Volcano eruption of Mount Aso in Japan – A peak of AOD due to volcanic ashes

Keywords : Photometer, Aerosols Optical Depth, Atmosphere, volcanic eruption, Ashes.

17th November 2021

The volcano of Mount Aso located in the south of the Japanese archipelago on the island of Kyushu erupted this Wednesday, October 20, releasing volcanic ashes up to 3,5 kilometers in the atmosphere during the strongest eruption time.

The volcano had not been active since 2016, local authorities are advising residents to remain vigilant of volcanic ashes and gases on the leeward side of the Nakadake crater. As a matter of fact, the gas and projectiles created a cloud that is denser than the surrounding air and which is an extremely hot ash plume due to the turbulence between the flow and the overlying air.

One of the Cimel CE318-T photometer is currently providing atmospheric aerosols measurements near the volcano eruption. Indeed, the NASA AERONET site based on the offshore platform of Ariake observation tower located in Ariake Sea in Japan, is about 5 kilometers from the coast of Saga city in Ariake Sea.

Figure 1: Google Earth satellite image showing the position of the NASA AERONET Ariake Tower site in relation to the Mount Aso volcano in Kyushu Island (Japan).

Figure 2: Data provided by the Cimel photometer in the Ariake Tower operated by Saga University, depicting Aerosols Optical Depth in the atmosphere.

We have collected data recorded by the Cimel CE318 photometer which measures the Aerosols Optical Depth (AOD) in the atmosphere. We note a peak of the AOD on October 21, a day after the volcanic eruption.

With the addition of Cimel CE376 LiDAR, it would be possible to obtain more high added value parameters such as the characterization, location and the extinction and backscatter profile of mass concentration of this kind of ash aerosols in the atmosphere.

See more on our AAMS solution which consists in the synergy between our LiDARs and our photometers.


La Palma eruption (Canary Islands) – volcanic plumes tracking by our LiDARs

Keywords : LiDARs, Aerosols, Atmosphere, La Palma, Cumbre Vieja volcano, CE376.

6th October 2021

The Cumbre Vieja volcano on La Palma in the Canary Islands erupted on 19th September for the first time since 1971 resulting in large lava flows and evacuations.

Due to the volcanic eruption, nearly 10 000 tons of sulfur dioxide are released in the atmosphere every day. The risks generated are acid rain and deterioration of air quality which can lead to respiratory problems.

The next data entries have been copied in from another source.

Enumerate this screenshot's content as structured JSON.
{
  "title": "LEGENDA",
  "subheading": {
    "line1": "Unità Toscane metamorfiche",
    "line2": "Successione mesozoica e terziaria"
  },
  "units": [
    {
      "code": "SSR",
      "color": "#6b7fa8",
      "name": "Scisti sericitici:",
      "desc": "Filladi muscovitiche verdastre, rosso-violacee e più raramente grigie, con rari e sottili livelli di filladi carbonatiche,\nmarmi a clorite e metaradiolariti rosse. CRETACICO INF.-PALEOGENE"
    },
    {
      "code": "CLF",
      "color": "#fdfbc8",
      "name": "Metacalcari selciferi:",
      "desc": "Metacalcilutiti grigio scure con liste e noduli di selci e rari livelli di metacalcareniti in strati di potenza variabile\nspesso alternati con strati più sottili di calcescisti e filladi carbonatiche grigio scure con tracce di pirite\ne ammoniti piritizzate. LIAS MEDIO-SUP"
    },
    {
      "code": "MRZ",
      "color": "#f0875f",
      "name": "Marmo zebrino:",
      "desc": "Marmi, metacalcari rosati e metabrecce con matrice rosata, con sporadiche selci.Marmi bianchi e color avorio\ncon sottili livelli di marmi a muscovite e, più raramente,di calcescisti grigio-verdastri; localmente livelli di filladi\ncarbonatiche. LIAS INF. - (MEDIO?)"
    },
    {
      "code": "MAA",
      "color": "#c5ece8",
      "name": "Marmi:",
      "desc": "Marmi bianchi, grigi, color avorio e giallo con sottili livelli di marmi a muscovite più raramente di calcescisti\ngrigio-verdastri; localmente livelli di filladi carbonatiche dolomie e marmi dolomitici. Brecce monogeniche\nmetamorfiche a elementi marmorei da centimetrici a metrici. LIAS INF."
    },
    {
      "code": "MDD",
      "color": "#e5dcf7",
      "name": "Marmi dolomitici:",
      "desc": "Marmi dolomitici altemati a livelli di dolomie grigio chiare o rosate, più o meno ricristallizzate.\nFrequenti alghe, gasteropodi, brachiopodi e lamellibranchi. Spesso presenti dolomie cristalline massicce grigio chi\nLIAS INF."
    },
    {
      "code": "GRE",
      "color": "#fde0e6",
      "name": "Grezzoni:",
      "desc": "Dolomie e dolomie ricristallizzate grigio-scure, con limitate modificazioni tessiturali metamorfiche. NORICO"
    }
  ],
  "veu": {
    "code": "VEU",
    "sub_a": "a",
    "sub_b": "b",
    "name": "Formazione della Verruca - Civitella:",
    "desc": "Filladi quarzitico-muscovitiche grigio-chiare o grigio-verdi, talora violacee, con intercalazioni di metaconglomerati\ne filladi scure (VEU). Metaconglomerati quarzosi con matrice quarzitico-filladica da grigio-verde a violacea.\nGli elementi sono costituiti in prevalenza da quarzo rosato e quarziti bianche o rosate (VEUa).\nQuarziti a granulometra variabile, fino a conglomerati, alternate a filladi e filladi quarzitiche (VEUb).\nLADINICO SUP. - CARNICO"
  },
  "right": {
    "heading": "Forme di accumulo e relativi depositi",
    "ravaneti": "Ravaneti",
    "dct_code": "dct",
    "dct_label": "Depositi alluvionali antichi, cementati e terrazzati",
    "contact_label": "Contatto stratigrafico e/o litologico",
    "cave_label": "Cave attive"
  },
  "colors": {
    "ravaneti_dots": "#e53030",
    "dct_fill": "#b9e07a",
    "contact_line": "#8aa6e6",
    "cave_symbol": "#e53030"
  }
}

In a few words, this phenomenon is due to the fact that the lava of the volcano which reaches 1000°C meets the sea water which is at around 20°C. Therefore, the sodium chloride contained in the sea breaks down the water into oxygen and hydrogen. However, when hydrogen meets chlorine, they turn into hydrochloric acid which is an extremely dangerous gas.

There are many consequences such as the impact on the air quality which directly concerns the surrounding populations who breathe a toxic smoke harmful for their health.

Air traffic is also strongly impacted as all the flights departing from the island have been cancelled. These disturbances are also due to the lack of instruments measuring aerosols (such as LiDARs) to accurately identify the location of the volcanic ash as well as its characteristics and concentration.

Our CE376 LiDARs in AEMET (Izaña) is tracking plumes of the volcanic ash from the volcanic eruption on La Palma and here are some results to illustrate it.

Figure 1: Quicklook revealing the volcano plumes as captured on 24 September by AEMET in Izaña.

The volcano is propelling air into the atmosphere which meets a thermal inversion – a reversal of the normal behavior of temperature in the troposphere where a layer of hot air sits above a layer of cooler air.

Figure 2: Picture by Virgilio Carreño (Izaña Atmospheric research center, AEMET) showing the interaction of the gas and ash plume of the eruptive column leaving the volcano with the altitude thermal inversion layer of the atmosphere through which the Sahara desert dust transcends.

The plume of the Icelandic volcano Bardarbunga pollutes the air in the Nord – Pas de Calais

The plume of the Icelandic volcano Bardarbunga pollutes the air in the Nord – Pas de Calais

At the end of September 2014, the Nord – Pas de Calais region suffered an episode of heavy air pollution due to the eruption of the Icelandic volcano Bardarbunga, which has already been going on for more than a month.

The analysis of observations of the volcanic plume, obtained from the ground, thanks to CIMEL photometers and LiDAR, and by satellite, by a team of researchers, engineers and technicians from the Laboratoire d’optique atmosphérique (LOA, CNRS / Université Lille 1) in collaboration with the association for monitoring air quality atmo Nord – Pas de Calais, allowed them to describe the journey, from Iceland, of the volcanic plume and its arrival in the lowest layers of the French atmosphere.